▸ WHAT THIS TASK INVOLVES: The listing below is to be duplicated exactly, with every picture omitted.
::: DATA FOR REVIEW :::
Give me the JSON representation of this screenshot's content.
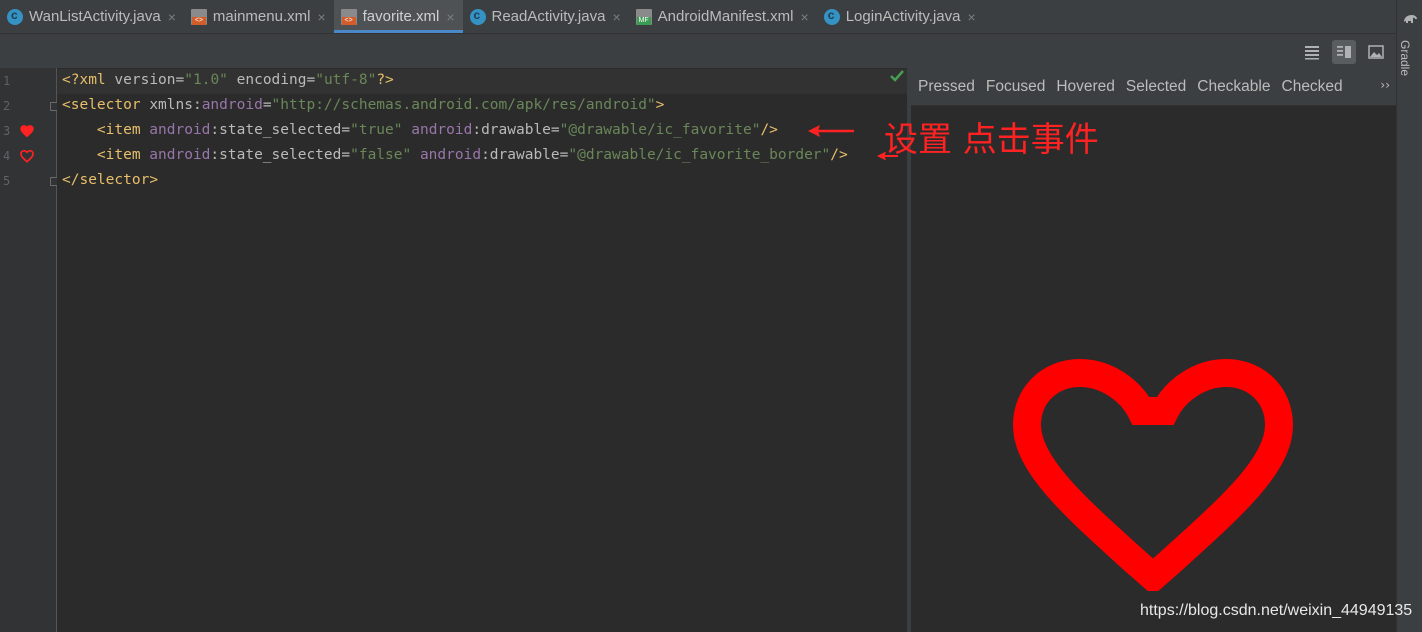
{
  "tabs": [
    {
      "label": "WanListActivity.java",
      "icon": "java-class-icon"
    },
    {
      "label": "mainmenu.xml",
      "icon": "xml-file-icon"
    },
    {
      "label": "favorite.xml",
      "icon": "xml-file-icon",
      "active": true
    },
    {
      "label": "ReadActivity.java",
      "icon": "java-class-icon"
    },
    {
      "label": "AndroidManifest.xml",
      "icon": "manifest-file-icon"
    },
    {
      "label": "LoginActivity.java",
      "icon": "java-class-icon"
    }
  ],
  "tab_close_glyph": "×",
  "toolbar": {
    "icons": [
      "code-view-icon",
      "split-view-icon",
      "design-view-icon"
    ],
    "active": "split-view-icon"
  },
  "gutter": {
    "line_numbers": [
      "1",
      "2",
      "3",
      "4",
      "5"
    ],
    "heart_color": "#ff2222"
  },
  "code": {
    "line1": {
      "open": "<?",
      "tag": "xml",
      "attr1": " version",
      "eq1": "=",
      "val1": "\"1.0\"",
      "attr2": " encoding",
      "eq2": "=",
      "val2": "\"utf-8\"",
      "close": "?>"
    },
    "line2": {
      "open": "<",
      "tag": "selector",
      "space": " ",
      "ns": "xmlns:",
      "nsname": "android",
      "eq": "=",
      "val": "\"http://schemas.android.com/apk/res/android\"",
      "close": ">"
    },
    "line3": {
      "indent": "    ",
      "open": "<",
      "tag": "item",
      "ns1": " android",
      "attr1": ":state_selected",
      "eq1": "=",
      "val1": "\"true\"",
      "ns2": " android",
      "attr2": ":drawable",
      "eq2": "=",
      "val2": "\"@drawable/ic_favorite\"",
      "close": "/>"
    },
    "line4": {
      "indent": "    ",
      "open": "<",
      "tag": "item",
      "ns1": " android",
      "attr1": ":state_selected",
      "eq1": "=",
      "val1": "\"false\"",
      "ns2": " android",
      "attr2": ":drawable",
      "eq2": "=",
      "val2": "\"@drawable/ic_favorite_border\"",
      "close": "/>"
    },
    "line5": {
      "open": "</",
      "tag": "selector",
      "close": ">"
    }
  },
  "preview": {
    "states": [
      "Pressed",
      "Focused",
      "Hovered",
      "Selected",
      "Checkable",
      "Checked"
    ],
    "more_glyph": "››",
    "heart_color": "#ff0000"
  },
  "annotation": {
    "text": "设置 点击事件",
    "color": "#ff2222"
  },
  "side_panel": {
    "label": "Gradle"
  },
  "watermark": "https://blog.csdn.net/weixin_44949135",
  "colors": {
    "accent": "#4a88c7",
    "check": "#499c54"
  }
}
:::
▸ RESPONSE AREA:
Give me the JSON representation of this screenshot's content.
{
  "tabs": [
    {
      "label": "WanListActivity.java",
      "icon": "java-class-icon"
    },
    {
      "label": "mainmenu.xml",
      "icon": "xml-file-icon"
    },
    {
      "label": "favorite.xml",
      "icon": "xml-file-icon",
      "active": true
    },
    {
      "label": "ReadActivity.java",
      "icon": "java-class-icon"
    },
    {
      "label": "AndroidManifest.xml",
      "icon": "manifest-file-icon"
    },
    {
      "label": "LoginActivity.java",
      "icon": "java-class-icon"
    }
  ],
  "tab_close_glyph": "×",
  "toolbar": {
    "icons": [
      "code-view-icon",
      "split-view-icon",
      "design-view-icon"
    ],
    "active": "split-view-icon"
  },
  "gutter": {
    "line_numbers": [
      "1",
      "2",
      "3",
      "4",
      "5"
    ],
    "heart_color": "#ff2222"
  },
  "code": {
    "line1": {
      "open": "<?",
      "tag": "xml",
      "attr1": " version",
      "eq1": "=",
      "val1": "\"1.0\"",
      "attr2": " encoding",
      "eq2": "=",
      "val2": "\"utf-8\"",
      "close": "?>"
    },
    "line2": {
      "open": "<",
      "tag": "selector",
      "space": " ",
      "ns": "xmlns:",
      "nsname": "android",
      "eq": "=",
      "val": "\"http://schemas.android.com/apk/res/android\"",
      "close": ">"
    },
    "line3": {
      "indent": "    ",
      "open": "<",
      "tag": "item",
      "ns1": " android",
      "attr1": ":state_selected",
      "eq1": "=",
      "val1": "\"true\"",
      "ns2": " android",
      "attr2": ":drawable",
      "eq2": "=",
      "val2": "\"@drawable/ic_favorite\"",
      "close": "/>"
    },
    "line4": {
      "indent": "    ",
      "open": "<",
      "tag": "item",
      "ns1": " android",
      "attr1": ":state_selected",
      "eq1": "=",
      "val1": "\"false\"",
      "ns2": " android",
      "attr2": ":drawable",
      "eq2": "=",
      "val2": "\"@drawable/ic_favorite_border\"",
      "close": "/>"
    },
    "line5": {
      "open": "</",
      "tag": "selector",
      "close": ">"
    }
  },
  "preview": {
    "states": [
      "Pressed",
      "Focused",
      "Hovered",
      "Selected",
      "Checkable",
      "Checked"
    ],
    "more_glyph": "››",
    "heart_color": "#ff0000"
  },
  "annotation": {
    "text": "设置 点击事件",
    "color": "#ff2222"
  },
  "side_panel": {
    "label": "Gradle"
  },
  "watermark": "https://blog.csdn.net/weixin_44949135",
  "colors": {
    "accent": "#4a88c7",
    "check": "#499c54"
  }
}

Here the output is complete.